In this edition, one of our lawyers discusses the interplay between condo rules and government regulations about service and assistance animals.
Dear Edina Realty Legal,
I am looking at moving to a condo, but I have a cat that provides emotional support. If a condo building has rules prohibiting pets, do those rules apply to my cat?
A homeowners’ association (HOA) has the power to adopt a variety of rules that affect how unit owners may use their properties. A condo HOA commonly has restrictions related to animals in the building. Some may restrict by size, number or breed, while others might not allow any pets at all. When it comes to animals used by the disabled, these pet restrictions may run into conflict with a variety of regulations.
There are two common terms for animals that have some protection under the law:
- Service animals
- Assistance animals
What is a service animal?
When you think of an animal used to help a person with a disability, you might be thinking about what’s called a service animal under the Americans with Disabilities Act (ADA). The ADA, a federal law that in part ensures that the disabled have full access to places open to the public, defines a service animal as any dog that is individually trained to do work or perform tasks for a person with a disability.
Under the ADA, disability is broadly defined and includes mental impairments that substantially limit a major life activity.
There are two main restrictions to keep in mind when discussing service animals:
- Dogs are the only animals that can qualify as service animals. This might include a dog that assists a person who is blind.

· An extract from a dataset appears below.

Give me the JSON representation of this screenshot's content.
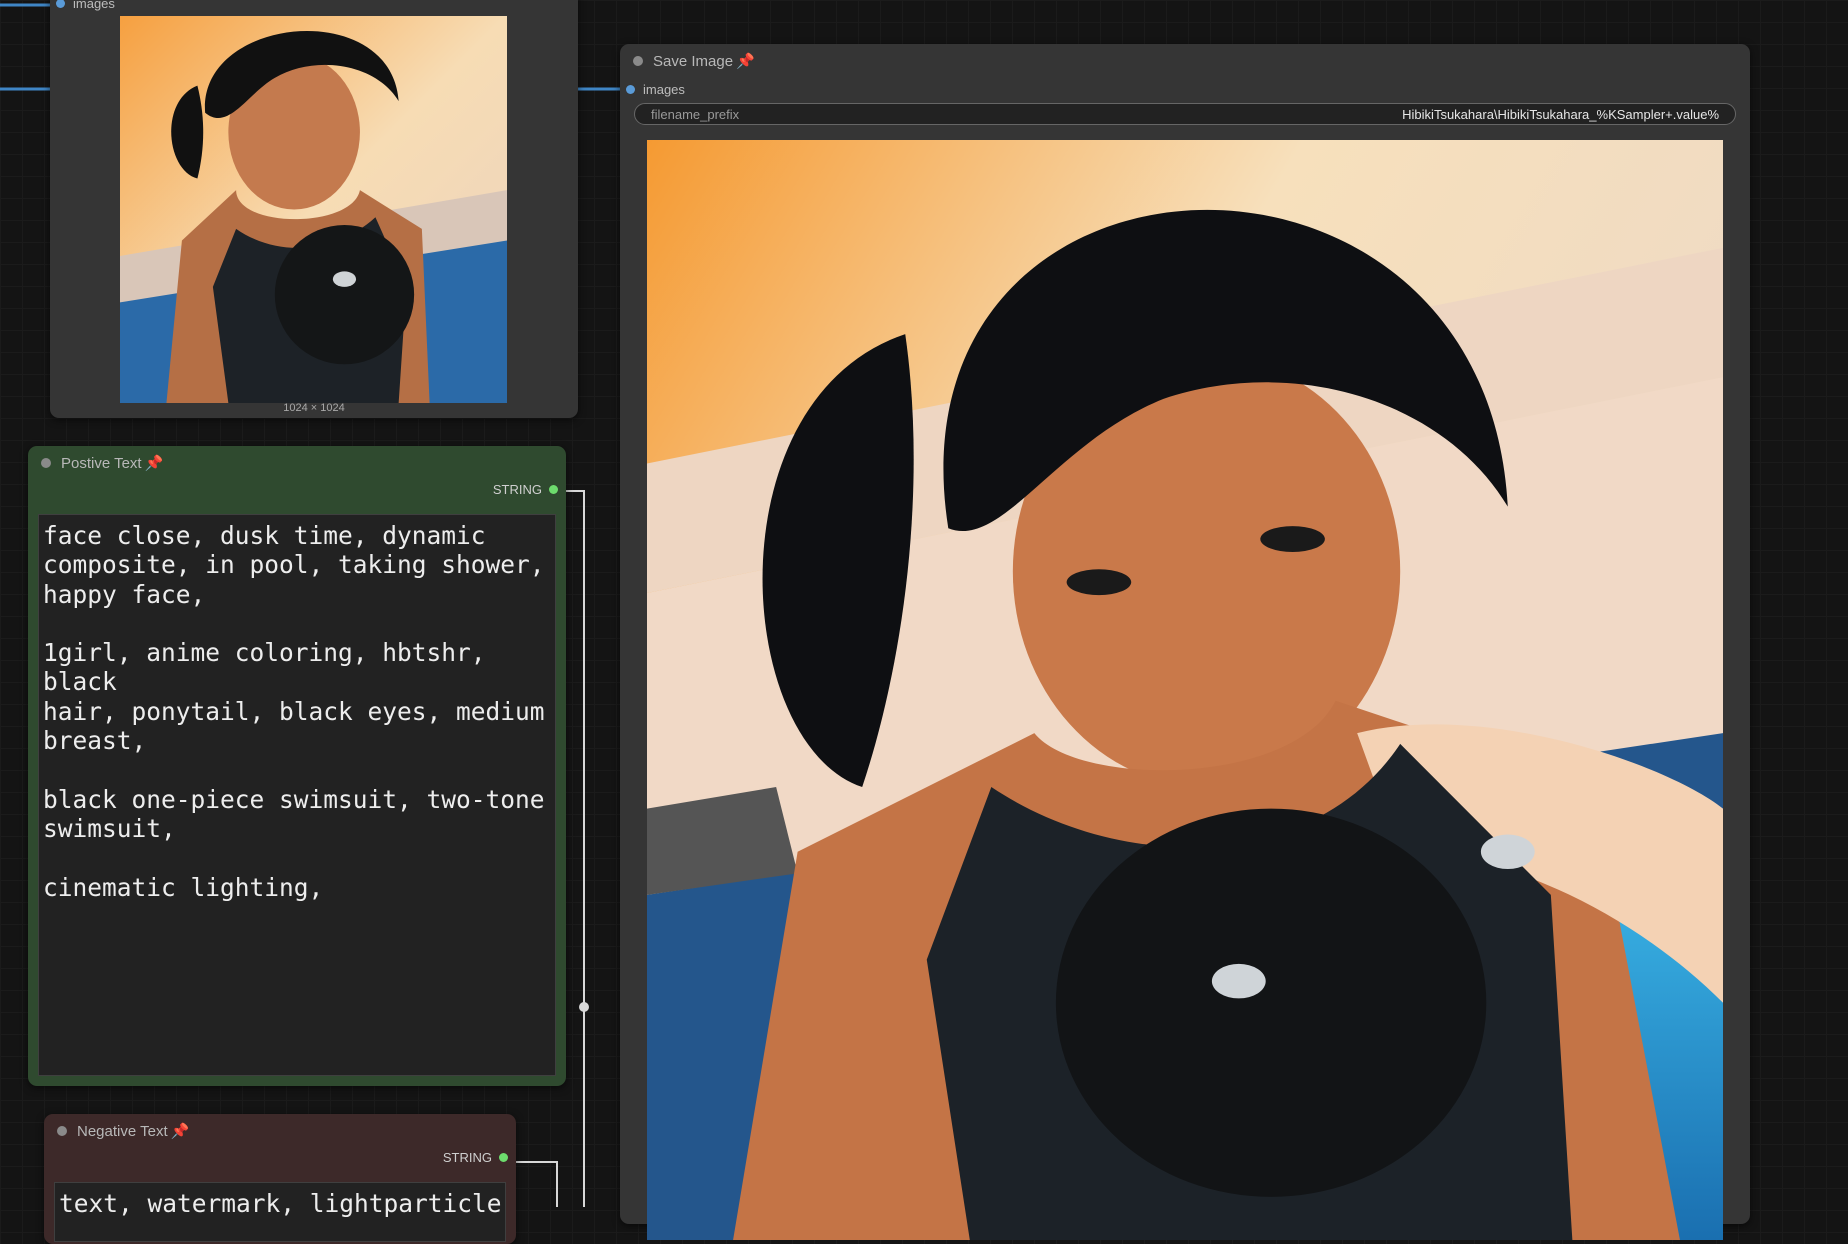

- While the ADA broadly defines a disability to include mental impairments, an emotional support animal is not considered a service animal under the ADA.
Disabled persons have the right to bring their service animal into places open to the public (like a condo sales office) even if animals are otherwise prohibited. But most of a condo complex (like a condo unit itself) is not open to the public and the ADA and the corresponding right to have an assistance animal do not apply. That’s where the concept of an assistance animal comes in.

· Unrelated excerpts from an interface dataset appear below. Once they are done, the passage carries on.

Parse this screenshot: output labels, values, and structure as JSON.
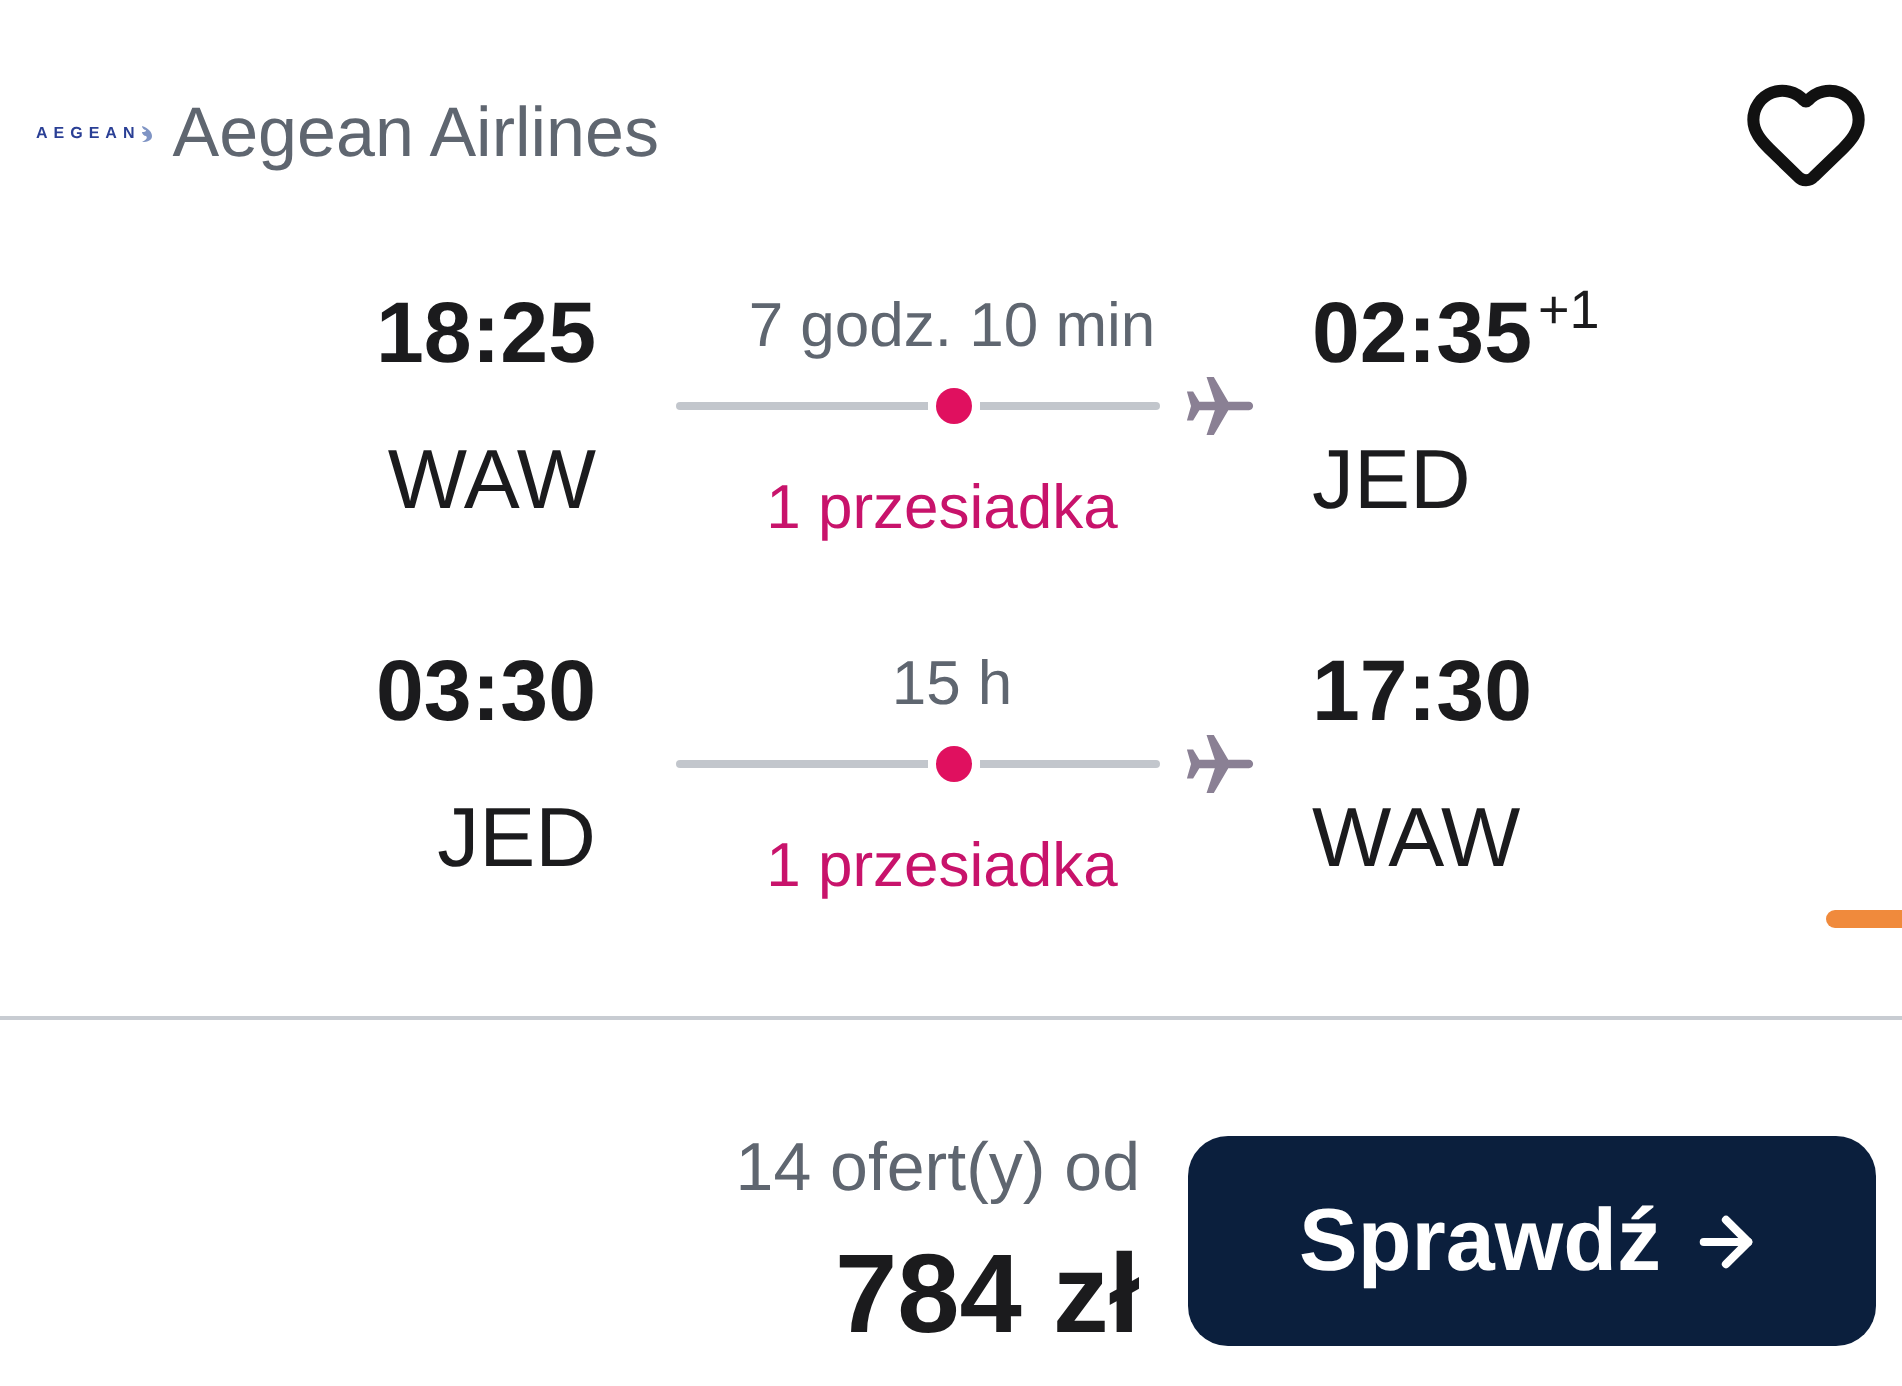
{
  "airline": {
    "logo_text": "AEGEAN",
    "name": "Aegean Airlines"
  },
  "favorite": {
    "selected": false
  },
  "legs": [
    {
      "departure": {
        "time": "18:25",
        "airport": "WAW"
      },
      "duration": "7 godz. 10 min",
      "stops": "1 przesiadka",
      "arrival": {
        "time": "02:35",
        "day_offset": "+1",
        "airport": "JED"
      }
    },
    {
      "departure": {
        "time": "03:30",
        "airport": "JED"
      },
      "duration": "15 h",
      "stops": "1 przesiadka",
      "arrival": {
        "time": "17:30",
        "airport": "WAW"
      }
    }
  ],
  "offers": {
    "count": "14 ofert(y) od",
    "price": "784 zł"
  },
  "check_button": {
    "label": "Sprawdź"
  }
}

What is an assistance animal?
An assistance animal is a term used by the Department of Housing and Urban Development (HUD) in connection with the Fair Housing Act, which, in part, requires housing providers to make reasonable accommodations for disabled persons.
According to HUD, an assistance animal is one that provides assistance benefitting a disabled person or that provides emotional support to alleviate one or more symptoms or effects of a person’s disability. Unlike registered service animals, an assistance animal doesn’t necessarily have to be a dog.

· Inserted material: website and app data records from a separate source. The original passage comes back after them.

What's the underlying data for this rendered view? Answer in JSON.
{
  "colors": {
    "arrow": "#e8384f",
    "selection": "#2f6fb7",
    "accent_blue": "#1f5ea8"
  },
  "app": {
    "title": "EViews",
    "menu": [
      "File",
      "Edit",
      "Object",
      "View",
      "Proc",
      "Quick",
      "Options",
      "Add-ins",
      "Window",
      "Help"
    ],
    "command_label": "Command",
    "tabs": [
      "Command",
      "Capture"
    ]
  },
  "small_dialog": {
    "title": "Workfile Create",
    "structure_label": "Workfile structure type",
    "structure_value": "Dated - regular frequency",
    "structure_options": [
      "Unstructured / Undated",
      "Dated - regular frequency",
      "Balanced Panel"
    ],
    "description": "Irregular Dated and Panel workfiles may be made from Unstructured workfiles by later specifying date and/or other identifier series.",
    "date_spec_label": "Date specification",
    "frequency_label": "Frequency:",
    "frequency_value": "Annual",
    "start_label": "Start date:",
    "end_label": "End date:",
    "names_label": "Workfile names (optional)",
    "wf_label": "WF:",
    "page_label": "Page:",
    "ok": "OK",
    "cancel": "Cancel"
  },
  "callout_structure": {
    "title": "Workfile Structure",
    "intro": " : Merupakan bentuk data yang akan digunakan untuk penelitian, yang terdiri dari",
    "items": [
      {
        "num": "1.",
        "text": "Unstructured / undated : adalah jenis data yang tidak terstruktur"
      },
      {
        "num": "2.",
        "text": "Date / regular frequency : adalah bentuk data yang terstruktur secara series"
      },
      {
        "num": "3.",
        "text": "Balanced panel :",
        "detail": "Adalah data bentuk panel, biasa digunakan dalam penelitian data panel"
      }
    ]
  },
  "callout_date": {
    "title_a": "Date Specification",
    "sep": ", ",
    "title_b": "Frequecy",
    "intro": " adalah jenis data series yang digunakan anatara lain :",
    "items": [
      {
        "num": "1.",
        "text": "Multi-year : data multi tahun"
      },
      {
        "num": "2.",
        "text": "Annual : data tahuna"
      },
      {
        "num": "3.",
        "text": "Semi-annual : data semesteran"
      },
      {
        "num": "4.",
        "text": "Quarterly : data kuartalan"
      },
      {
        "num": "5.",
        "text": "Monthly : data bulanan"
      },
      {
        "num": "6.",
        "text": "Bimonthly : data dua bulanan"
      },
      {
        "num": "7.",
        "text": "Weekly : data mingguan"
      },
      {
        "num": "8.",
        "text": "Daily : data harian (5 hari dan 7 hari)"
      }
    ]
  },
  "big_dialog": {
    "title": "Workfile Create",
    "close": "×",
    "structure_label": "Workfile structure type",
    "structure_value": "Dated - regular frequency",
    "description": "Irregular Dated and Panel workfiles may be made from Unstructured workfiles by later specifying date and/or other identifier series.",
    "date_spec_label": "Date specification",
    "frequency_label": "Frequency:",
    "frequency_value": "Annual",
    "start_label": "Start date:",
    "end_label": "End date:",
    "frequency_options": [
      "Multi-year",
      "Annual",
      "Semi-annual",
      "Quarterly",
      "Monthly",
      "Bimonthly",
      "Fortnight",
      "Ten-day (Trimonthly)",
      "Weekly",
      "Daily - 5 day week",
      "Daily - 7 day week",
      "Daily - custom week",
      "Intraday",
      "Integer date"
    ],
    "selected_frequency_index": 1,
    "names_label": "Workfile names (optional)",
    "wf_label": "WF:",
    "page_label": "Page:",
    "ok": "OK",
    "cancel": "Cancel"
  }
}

Under the Fair Housing Act, an HOA with a no-pets policy might be required to allow an assistance animal as an accommodation to a disabled person.
So, do I get to have my emotional support cat in a condo that restricts all pets?
This probably sounds like a typical lawyer response, but it depends on the individual circumstances.
When faced with a request for an exception to the no-pets policy, an HOA must answer two questions:
- Does the person have a disability? If the disability is not readily apparent, the HOA could request documentation from a professional of the disability.
- Does the disabled person need the animal to provide assistance or emotional support that helps alleviate the disability? Again, the HOA could ask for documentation to help determine this.
If the answers to both questions are “yes,” the HOA must allow the animal with a couple of limited exceptions (i.e., if the animal would pose a threat to others or the animal would cause substantial damage to the property of others).
This topic can sometimes be an emotional one, as animal owners may be asked to validate the legitimacy of their support animal to a skeptical, but powerful, audience.
If you are considering buying a condo in a building that prohibits or limits animals, you would be wise to look into how the HOA will handle the issue up front. A good real estate agent can help you navigate this issue.
The Edina Realty Legal Department serves as in-house counsel for Edina Realty and does not represent private clients. This Insight is not intended to provide legal advice.